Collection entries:

____________________

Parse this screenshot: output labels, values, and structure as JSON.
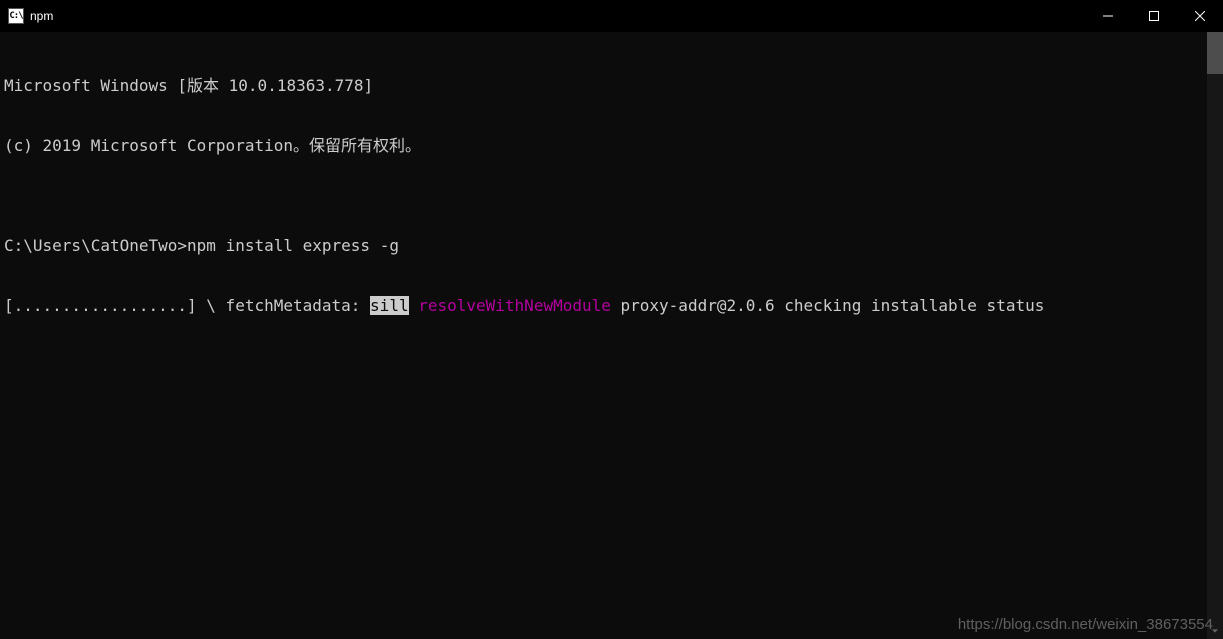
{
  "titlebar": {
    "icon_text": "C:\\",
    "title": "npm"
  },
  "terminal": {
    "line1": "Microsoft Windows [版本 10.0.18363.778]",
    "line2": "(c) 2019 Microsoft Corporation。保留所有权利。",
    "blank1": "",
    "prompt_line": {
      "prompt": "C:\\Users\\CatOneTwo>",
      "command": "npm install express -g"
    },
    "progress_line": {
      "pre": "[..................] \\ fetchMetadata: ",
      "sill": "sill",
      "space1": " ",
      "magenta": "resolveWithNewModule",
      "rest": " proxy-addr@2.0.6 checking installable status"
    }
  },
  "watermark": "https://blog.csdn.net/weixin_38673554"
}
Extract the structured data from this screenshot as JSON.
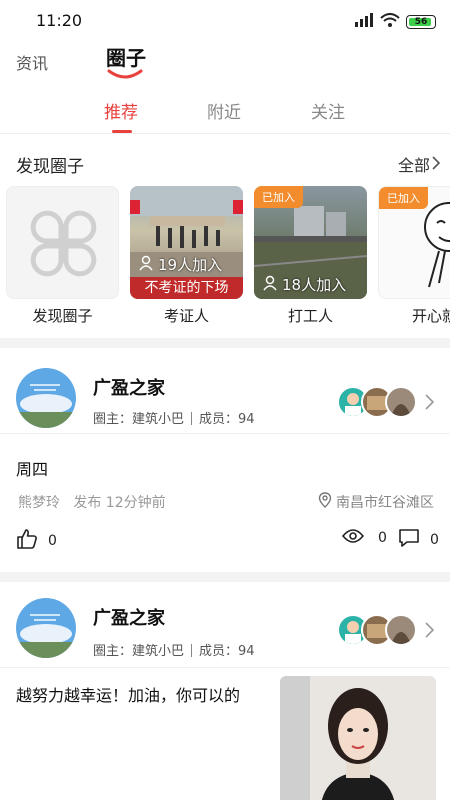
{
  "status": {
    "time": "11:20",
    "battery": "56"
  },
  "top_tabs": {
    "news": "资讯",
    "circle": "圈子"
  },
  "sub_tabs": [
    {
      "label": "推荐",
      "active": true
    },
    {
      "label": "附近",
      "active": false
    },
    {
      "label": "关注",
      "active": false
    }
  ],
  "discover": {
    "title": "发现圈子",
    "all_label": "全部",
    "circles": [
      {
        "name": "发现圈子",
        "thumb": "clover-icon"
      },
      {
        "name": "考证人",
        "caption": "不考证的下场",
        "join_count": "19人加入"
      },
      {
        "name": "打工人",
        "tag": "已加入",
        "join_count": "18人加入"
      },
      {
        "name": "开心就",
        "tag": "已加入"
      }
    ]
  },
  "posts": [
    {
      "circle_name": "广盈之家",
      "owner": "圈主：建筑小巴",
      "members": "成员：94",
      "content": "周四",
      "author": "熊梦玲",
      "published": "发布 12分钟前",
      "location": "南昌市红谷滩区",
      "likes": "0",
      "views": "0",
      "comments": "0"
    },
    {
      "circle_name": "广盈之家",
      "owner": "圈主：建筑小巴",
      "members": "成员：94",
      "content": "越努力越幸运！加油，你可以的"
    }
  ],
  "colors": {
    "accent": "#e8413e",
    "joined_tag": "#f28c2c"
  }
}
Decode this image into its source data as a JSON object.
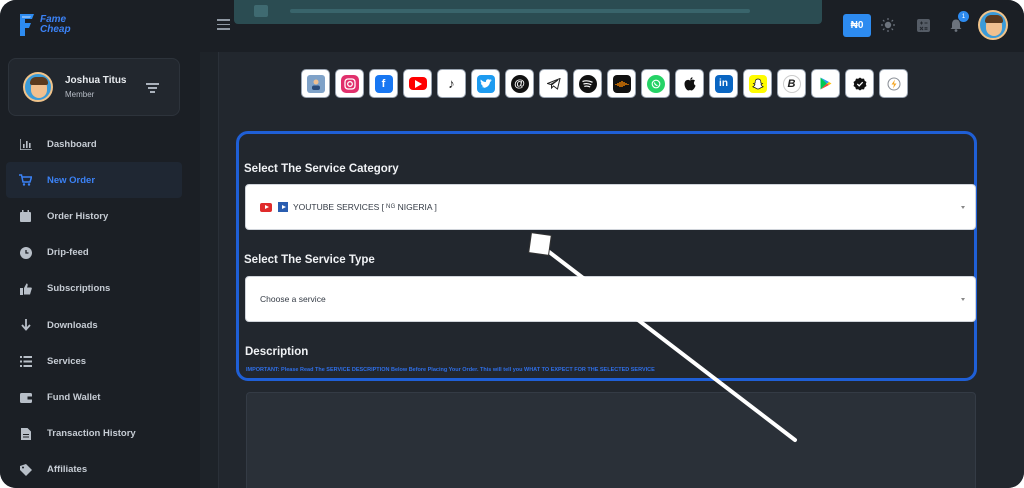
{
  "brand": {
    "name_line1": "Fame",
    "name_line2": "Cheap"
  },
  "user": {
    "name": "Joshua Titus",
    "role": "Member"
  },
  "sidebar": {
    "items": [
      {
        "label": "Dashboard",
        "icon": "chart-icon",
        "active": false
      },
      {
        "label": "New Order",
        "icon": "cart-icon",
        "active": true
      },
      {
        "label": "Order History",
        "icon": "calendar-icon",
        "active": false
      },
      {
        "label": "Drip-feed",
        "icon": "clock-icon",
        "active": false
      },
      {
        "label": "Subscriptions",
        "icon": "thumbs-up-icon",
        "active": false
      },
      {
        "label": "Downloads",
        "icon": "arrow-down-icon",
        "active": false
      },
      {
        "label": "Services",
        "icon": "list-icon",
        "active": false
      },
      {
        "label": "Fund Wallet",
        "icon": "wallet-icon",
        "active": false
      },
      {
        "label": "Transaction History",
        "icon": "document-icon",
        "active": false
      },
      {
        "label": "Affiliates",
        "icon": "percent-icon",
        "active": false
      }
    ]
  },
  "topbar": {
    "wallet_balance": "₦0",
    "notification_count": "1"
  },
  "platforms": [
    "all-services-icon",
    "instagram-icon",
    "facebook-icon",
    "youtube-icon",
    "tiktok-icon",
    "twitter-icon",
    "threads-icon",
    "telegram-icon",
    "spotify-icon",
    "audiomack-icon",
    "whatsapp-icon",
    "apple-icon",
    "linkedin-icon",
    "snapchat-icon",
    "boomplay-icon",
    "google-play-icon",
    "verified-icon",
    "other-icon"
  ],
  "form": {
    "category_label": "Select The Service Category",
    "category_value": "YOUTUBE SERVICES [",
    "category_flag": "NG",
    "category_country": "NIGERIA ]",
    "type_label": "Select The Service Type",
    "type_placeholder": "Choose a service",
    "description_label": "Description",
    "notice": "IMPORTANT: Please Read The SERVICE DESCRIPTION Below Before Placing Your Order. This will tell you WHAT TO EXPECT FOR THE SELECTED SERVICE"
  },
  "colors": {
    "accent": "#2d8bf0",
    "highlight_border": "#1f5fd6",
    "sidebar_bg": "#1b1f25",
    "main_bg": "#22272e"
  }
}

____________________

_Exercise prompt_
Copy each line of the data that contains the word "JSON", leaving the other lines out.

_Answer space_
Parse this screenshot: output labels, values, and structure as JSON.
Extract the structured data from this screenshot as JSON.
Decode this image into its source data as a JSON object.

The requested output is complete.